Supplies Needed

  • 1/3 yard Fusible Fleece (Pellon 987F)
  • 1/3 yard Heavy fusible interfacing (Decor Bond Pellon 808)
  • Without Bow: Fat Quarter preshrunk quilt weight cotton for exterior fabric

Sold by
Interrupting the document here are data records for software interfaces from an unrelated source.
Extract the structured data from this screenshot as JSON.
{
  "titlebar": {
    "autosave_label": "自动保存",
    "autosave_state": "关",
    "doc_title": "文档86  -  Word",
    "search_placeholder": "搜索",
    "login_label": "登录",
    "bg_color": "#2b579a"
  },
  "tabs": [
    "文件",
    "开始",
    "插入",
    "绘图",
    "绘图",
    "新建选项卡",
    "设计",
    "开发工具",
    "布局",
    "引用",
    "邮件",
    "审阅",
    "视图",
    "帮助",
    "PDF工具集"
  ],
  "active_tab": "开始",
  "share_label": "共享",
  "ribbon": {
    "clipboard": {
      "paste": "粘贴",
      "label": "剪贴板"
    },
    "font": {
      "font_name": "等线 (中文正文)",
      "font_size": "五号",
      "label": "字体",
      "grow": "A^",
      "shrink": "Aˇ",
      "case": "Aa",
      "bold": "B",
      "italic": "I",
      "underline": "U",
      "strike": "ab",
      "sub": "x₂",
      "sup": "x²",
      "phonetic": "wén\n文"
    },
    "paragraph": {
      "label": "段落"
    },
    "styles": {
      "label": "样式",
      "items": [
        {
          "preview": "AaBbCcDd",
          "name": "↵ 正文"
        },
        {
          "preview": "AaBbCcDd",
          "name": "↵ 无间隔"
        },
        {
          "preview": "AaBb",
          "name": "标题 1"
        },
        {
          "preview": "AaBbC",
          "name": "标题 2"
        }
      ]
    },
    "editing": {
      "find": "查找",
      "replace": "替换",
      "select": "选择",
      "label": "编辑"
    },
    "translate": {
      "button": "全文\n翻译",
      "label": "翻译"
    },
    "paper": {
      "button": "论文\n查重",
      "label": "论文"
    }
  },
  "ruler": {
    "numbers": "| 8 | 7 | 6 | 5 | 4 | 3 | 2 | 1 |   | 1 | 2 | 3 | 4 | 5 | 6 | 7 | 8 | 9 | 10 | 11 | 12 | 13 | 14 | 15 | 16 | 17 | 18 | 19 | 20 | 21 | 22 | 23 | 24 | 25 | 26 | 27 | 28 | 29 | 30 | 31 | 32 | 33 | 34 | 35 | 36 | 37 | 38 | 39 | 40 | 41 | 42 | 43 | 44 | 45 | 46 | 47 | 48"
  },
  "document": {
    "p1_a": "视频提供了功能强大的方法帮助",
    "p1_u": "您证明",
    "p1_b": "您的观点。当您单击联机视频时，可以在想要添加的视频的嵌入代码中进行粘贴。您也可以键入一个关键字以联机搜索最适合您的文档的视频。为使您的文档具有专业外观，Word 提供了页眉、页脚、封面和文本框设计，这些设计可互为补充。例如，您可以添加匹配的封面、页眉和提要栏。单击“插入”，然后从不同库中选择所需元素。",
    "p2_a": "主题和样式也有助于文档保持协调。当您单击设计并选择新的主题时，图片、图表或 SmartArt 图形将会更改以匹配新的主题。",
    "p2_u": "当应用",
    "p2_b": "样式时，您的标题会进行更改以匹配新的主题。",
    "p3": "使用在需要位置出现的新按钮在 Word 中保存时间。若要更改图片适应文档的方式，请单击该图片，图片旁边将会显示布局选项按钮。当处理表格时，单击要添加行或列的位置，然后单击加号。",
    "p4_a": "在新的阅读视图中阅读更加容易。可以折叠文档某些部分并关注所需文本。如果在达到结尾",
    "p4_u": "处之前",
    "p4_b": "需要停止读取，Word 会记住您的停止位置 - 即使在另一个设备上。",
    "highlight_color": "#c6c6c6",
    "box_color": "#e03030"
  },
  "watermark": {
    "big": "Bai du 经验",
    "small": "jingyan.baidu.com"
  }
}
Hold it Right There
Hold it Right There
Driving past the St. Louis Arch one day, I noticed how much it resembles a purse handle. I was on the way to the airport with my husband and children to spend Christmas with family back east. While the rest of the family slept in over the holidays, I woke up early, made a pot of coffee and jotted down my ideas in my sketchbook for a handmade bag business. I tinkered around with the logo, the St. Louis Arch my inspiration, and the name Hold It Right There came to me and stuck. This was about three years ago. The idea has simmered on the back burner until about spring of 2011 when I signed up for a reupholstery class. Sitting behind an old, black tailoring machine, learning to sew welting, I remembered how much I LOVE this craft. I pulled my own sewing machine out of my closet and began sewing again. I started making purses, pillows and diaper bags as gifts. Making things with my hands is second nature. In my bag designs, I see DNA from both my parents, from the inspiration to the design to the construction. I grew up in a very DIY environment. During my childhood, my engineer father built his own airplane in the basement of our house. And, then, when it got too big, he built a hangar in the backyard to house it. My artist mom spent her spare time writing poetry, painting, sketching my five siblings and me and sewing. In designing and sewing bags, I see strands of many experiences as well. In my lifelong passion for cooking and baking, the perseverance I've gained tweaking and perfecting recipes applies to fiddling with designs until they feel "just right". My experience in graphic design finds new relevance in designing purses. Tinkering with beading and furniture refinishing the last few years, I've learned to incorporate some of the processes from these pursuits, blending them into a new composite. Mostly, of course, I sew. I learned to sew as a seventh grader in Home Economics class. I am sure I would have given up had my mom not encouraged me, helped me when I was completely frustrated with a sewing project, and taught me many tricks and tips, especially in fabric layout. (She is meticulous in matching prints; all her plaids chevron perfectly!) I felt thrilled to wear clothes I sewed, and my mom generously shared her sewing machine, her knowledge and mostly, her patience, with me. Years later, as a new teacher in Northern Virginia, hearing about a winter storm that could (and did!) close school for a week, I hurriedly bought a sewing machine to cope with the prospect of being home bound. Drinking far too much coffee, I sewed into the wee hours while the snow piled up outside. Stores sold out of shovels; skirts accumulated in my apartment. It's this same sewing machine I pull out most afternoons when I turn my dining room into a studio for a couple of hours. Designing and creating handbags is to me what Fahrvergnügen is to Volkswagen owners. It's a wonderful way to ramble through an afternoon.